Referring to FIG. 15, once all servicing operations have been completed and the vehicles are ready to undock, a push-rod located in each load-bearing post is extended from the chaser mechanism to depress the locking piston on the corresponding target receptacle. This allows the load-bearing post latches in the target mechanism to rotate freely, releasing the interface. The hard-dock probe head spring, which is still under compression, decompresses, pushing the probe head outward. This push against the target cable guide cone provides a positive separation force that will move the vehicles apart until they reach a separation distance sufficient that attitude control systems on the two vehicles can be safely reactivated.

Referring to FIG. 16, The autonomous vehicle docking system provides for improved reliability from the fact that the remote-passive latching interfaces on the target mechanism can be actuated from either side of the interface. This provides for an emergency release feature previously not incorporated into the earlier docking mechanism designs. This also means that if one mechanism fails during an undocking attempt, the other vehicle's release mechanism can be used as a backup.

Another important distinction with this design is that docking could occur even without a soft-dock stage. Should the soft-dock cable receptacle fail to capture the cable end effectively, the system could be used in a gentle hard-dock-only berthing attempt, foregoing the cable stages of the docking operation and instead making first contact with the hard dock probe head. The probe head is designed to soften the impact forces, and will help to minimize force imparted during such contact. Driving the interface halves together with the vehicle thrusters, then, would cause the load-bearing posts to engage independent of the center cone, and the docking would then be completed normally.

Similarly, in the event of a post latch failure, the soft-dock cable could be used as the sole connection, allowing the posts to simply rest passively in their receptacles. Though this would not provide as much stability or rigidity at the interface, it is still possible to use this approach to position the target vehicle using the chaser's thrusters, or to possibly engage servicing architectures if their compliance is sufficient to utilize the looser interface.

While specific embodiments have been described in detail, those with ordinary skill in the art will appreciate that various modifications and alternatives to those details could be developed in light of the overall teachings of the disclosure.

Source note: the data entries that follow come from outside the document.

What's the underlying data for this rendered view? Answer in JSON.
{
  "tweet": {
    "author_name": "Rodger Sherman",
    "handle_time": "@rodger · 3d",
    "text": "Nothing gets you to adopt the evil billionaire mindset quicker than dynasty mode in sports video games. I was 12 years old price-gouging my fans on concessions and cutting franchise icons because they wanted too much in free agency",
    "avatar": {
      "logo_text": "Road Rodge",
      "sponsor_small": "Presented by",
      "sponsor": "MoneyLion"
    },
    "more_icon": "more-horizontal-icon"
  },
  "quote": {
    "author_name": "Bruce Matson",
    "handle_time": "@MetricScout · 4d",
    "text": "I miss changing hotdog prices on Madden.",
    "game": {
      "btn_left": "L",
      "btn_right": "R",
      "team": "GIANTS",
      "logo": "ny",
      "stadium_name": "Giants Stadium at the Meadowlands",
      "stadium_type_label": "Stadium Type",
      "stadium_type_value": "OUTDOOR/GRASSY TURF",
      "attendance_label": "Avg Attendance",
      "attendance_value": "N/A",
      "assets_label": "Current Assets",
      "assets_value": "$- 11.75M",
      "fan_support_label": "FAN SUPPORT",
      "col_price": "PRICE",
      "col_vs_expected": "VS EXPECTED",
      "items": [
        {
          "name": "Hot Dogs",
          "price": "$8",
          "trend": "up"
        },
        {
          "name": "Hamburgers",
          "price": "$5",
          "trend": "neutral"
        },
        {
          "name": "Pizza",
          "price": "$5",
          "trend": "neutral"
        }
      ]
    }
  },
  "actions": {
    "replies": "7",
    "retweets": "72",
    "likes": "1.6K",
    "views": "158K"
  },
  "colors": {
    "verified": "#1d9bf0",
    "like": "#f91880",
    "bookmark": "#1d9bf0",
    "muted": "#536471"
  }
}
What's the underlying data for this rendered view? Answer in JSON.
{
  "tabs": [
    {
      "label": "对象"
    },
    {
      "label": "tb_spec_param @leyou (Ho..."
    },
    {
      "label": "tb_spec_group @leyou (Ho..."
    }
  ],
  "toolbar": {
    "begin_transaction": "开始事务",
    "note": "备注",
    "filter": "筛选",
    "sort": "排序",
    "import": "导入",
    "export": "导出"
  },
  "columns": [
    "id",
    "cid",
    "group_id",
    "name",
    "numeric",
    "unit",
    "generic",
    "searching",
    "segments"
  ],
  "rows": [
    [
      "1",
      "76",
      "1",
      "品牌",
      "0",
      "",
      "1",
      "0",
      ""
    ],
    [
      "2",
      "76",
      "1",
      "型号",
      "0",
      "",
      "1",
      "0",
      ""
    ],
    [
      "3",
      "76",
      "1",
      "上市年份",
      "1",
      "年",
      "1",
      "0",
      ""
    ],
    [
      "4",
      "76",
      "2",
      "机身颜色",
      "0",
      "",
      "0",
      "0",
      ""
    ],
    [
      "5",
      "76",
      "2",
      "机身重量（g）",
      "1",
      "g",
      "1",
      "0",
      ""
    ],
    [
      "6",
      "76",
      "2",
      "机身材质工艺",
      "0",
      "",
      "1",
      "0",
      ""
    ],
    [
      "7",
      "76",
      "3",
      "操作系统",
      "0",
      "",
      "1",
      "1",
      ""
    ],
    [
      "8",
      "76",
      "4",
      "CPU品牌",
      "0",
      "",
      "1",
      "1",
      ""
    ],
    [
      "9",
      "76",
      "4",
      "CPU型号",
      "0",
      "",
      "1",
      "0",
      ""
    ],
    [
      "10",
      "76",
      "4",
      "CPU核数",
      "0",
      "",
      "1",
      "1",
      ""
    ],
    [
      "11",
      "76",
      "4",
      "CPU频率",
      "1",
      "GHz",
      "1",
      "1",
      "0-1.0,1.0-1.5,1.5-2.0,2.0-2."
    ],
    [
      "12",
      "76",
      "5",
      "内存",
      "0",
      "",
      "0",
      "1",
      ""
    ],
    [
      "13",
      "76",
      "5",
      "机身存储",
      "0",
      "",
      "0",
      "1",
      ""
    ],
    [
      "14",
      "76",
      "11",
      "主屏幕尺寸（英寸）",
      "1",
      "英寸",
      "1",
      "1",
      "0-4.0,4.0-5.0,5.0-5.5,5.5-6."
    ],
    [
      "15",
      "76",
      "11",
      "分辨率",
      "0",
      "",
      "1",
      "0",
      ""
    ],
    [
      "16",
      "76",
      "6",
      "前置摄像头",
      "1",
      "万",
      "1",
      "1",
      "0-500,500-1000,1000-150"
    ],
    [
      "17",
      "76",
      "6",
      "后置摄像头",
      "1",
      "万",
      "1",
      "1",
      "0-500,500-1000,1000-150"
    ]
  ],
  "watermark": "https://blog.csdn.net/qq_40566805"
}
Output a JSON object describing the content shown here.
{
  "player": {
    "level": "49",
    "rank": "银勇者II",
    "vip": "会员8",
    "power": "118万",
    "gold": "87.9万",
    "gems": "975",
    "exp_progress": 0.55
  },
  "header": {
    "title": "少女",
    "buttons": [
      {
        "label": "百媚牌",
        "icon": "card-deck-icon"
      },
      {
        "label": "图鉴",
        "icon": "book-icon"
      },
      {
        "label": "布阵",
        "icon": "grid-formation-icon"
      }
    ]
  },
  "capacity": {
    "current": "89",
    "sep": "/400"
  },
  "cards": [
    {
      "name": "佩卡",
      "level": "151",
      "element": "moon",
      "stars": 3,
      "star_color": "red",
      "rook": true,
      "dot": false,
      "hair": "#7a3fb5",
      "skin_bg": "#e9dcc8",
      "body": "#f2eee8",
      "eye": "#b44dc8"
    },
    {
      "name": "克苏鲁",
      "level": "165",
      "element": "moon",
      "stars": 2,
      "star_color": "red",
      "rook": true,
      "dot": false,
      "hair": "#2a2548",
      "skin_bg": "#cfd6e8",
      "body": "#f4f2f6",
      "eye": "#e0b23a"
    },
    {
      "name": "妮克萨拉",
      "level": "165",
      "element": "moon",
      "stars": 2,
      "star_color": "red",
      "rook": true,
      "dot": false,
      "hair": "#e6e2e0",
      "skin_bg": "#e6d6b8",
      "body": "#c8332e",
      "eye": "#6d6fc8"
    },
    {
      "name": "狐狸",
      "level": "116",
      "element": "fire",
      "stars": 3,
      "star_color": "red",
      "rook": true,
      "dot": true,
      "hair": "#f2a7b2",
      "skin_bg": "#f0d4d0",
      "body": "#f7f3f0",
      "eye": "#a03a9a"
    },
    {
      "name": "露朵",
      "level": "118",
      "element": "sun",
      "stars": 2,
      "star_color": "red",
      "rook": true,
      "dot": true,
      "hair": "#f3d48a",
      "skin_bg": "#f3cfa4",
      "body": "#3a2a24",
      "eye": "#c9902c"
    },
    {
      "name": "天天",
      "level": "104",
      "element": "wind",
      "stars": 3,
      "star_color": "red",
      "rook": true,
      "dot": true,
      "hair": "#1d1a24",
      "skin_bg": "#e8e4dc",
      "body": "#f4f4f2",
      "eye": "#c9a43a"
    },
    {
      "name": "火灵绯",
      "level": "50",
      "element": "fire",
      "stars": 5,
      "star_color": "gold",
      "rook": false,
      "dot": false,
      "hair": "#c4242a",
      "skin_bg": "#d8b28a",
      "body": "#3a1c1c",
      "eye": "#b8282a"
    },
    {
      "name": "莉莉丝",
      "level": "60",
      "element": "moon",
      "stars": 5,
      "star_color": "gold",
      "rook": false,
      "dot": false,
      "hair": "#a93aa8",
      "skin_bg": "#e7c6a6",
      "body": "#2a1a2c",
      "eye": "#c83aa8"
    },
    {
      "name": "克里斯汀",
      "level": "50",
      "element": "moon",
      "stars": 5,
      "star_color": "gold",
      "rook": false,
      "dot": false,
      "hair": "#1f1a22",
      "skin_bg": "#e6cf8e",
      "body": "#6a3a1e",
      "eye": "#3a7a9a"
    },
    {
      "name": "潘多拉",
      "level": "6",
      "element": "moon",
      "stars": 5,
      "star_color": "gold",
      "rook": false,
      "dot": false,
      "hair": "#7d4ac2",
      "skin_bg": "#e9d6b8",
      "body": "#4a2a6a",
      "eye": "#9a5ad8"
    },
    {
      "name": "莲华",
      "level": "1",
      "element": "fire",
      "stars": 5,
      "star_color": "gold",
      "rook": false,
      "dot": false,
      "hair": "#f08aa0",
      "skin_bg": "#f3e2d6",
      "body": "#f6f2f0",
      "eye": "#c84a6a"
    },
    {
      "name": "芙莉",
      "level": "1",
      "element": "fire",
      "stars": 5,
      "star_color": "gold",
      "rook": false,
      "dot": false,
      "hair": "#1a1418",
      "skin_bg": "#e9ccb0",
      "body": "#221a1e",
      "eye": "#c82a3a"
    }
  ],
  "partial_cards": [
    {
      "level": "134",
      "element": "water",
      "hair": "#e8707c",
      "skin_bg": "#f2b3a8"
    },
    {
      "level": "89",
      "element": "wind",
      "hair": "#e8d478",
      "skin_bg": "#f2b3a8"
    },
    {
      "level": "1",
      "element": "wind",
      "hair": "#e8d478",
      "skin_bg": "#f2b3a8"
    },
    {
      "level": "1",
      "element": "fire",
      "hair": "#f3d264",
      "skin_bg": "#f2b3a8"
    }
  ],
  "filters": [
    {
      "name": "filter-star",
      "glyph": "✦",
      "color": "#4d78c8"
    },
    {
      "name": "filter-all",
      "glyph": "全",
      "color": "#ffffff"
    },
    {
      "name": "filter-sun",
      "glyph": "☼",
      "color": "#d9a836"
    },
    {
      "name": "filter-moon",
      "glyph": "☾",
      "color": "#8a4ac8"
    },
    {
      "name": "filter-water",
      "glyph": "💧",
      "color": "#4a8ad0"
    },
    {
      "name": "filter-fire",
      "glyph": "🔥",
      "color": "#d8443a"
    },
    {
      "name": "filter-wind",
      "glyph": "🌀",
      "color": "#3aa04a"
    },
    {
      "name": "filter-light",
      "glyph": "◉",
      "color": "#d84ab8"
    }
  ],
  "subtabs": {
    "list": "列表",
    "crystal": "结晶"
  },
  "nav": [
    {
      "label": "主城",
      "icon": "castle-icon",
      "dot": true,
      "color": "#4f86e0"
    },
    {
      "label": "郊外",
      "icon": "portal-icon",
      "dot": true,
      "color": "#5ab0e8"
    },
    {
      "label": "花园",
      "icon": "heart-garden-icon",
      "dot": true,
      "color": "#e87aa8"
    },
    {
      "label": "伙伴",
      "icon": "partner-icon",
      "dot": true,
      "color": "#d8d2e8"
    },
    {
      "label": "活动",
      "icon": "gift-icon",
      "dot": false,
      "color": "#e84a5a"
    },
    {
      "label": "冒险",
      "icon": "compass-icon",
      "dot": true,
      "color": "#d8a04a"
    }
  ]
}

Accordingly, the particular arrangements disclosed are meant to be illustrative only and not limiting as to the scope of the invention, which is to be given the full breadth of the appended claims and any and all equivalents thereof.

Referenced by
Citing PatentFiling datePublication dateApplicantTitle
US7374134 *Aug 29, 2005May 20, 2008Honeywell International Inc.Systems and methods for semi-permanent, non-precision inspace assembly of space structures, modules and spacecraft
US7543779 *Jan 19, 2007Jun 9, 2009The United States Of America As Represented By The Administrator Of The National Aeronautics And Space AdministrationLow-impact mating system
US7828249Mar 23, 2009Nov 9, 2010Michigan Aerospace CorporationDocking system
US7857261Sep 12, 2006Dec 28, 2010Michigan Aerospace CorporationDocking system
US7861974Mar 18, 2009Jan 4, 2011Michigan Aerospace CorporationDocking system
US7992824Aug 9, 2010Aug 9, 2011Michigan Aerospace CorporationDocking system
US8006937 *Feb 6, 2009Aug 30, 2011The United States Of America As Represented By The Secretary Of The NavySpacecraft docking interface mechanism
US8056864Aug 20, 2010Nov 15, 2011Michigan Aerospace CorporationDocking system
US8240613Mar 23, 2009Aug 14, 2012Michigan Aerospace CorporationDocking system
US8245370Nov 2, 2008Aug 21, 2012Michigan Aerospace CorporationDocking system
Classifications
U.S. Classification244/172.4
International ClassificationB64G1/64
Cooperative ClassificationB64G1/646
European ClassificationB64G1/64C
Legal Events
DateCodeEventDescription
Jun 14, 2005ASAssignment
Owner name: MICHIGAN AEROSPACE CORPORATION, MICHIGAN
Free format text: ASSIGNMENT OF ASSIGNORS INTEREST;ASSIGNORS:RITTER, GREG ALAN;HAYS, ANTHONY BECKMAN;TCHORYK, JR., PETER;AND OTHERS;REEL/FRAME:016702/0599
Effective date: 20050602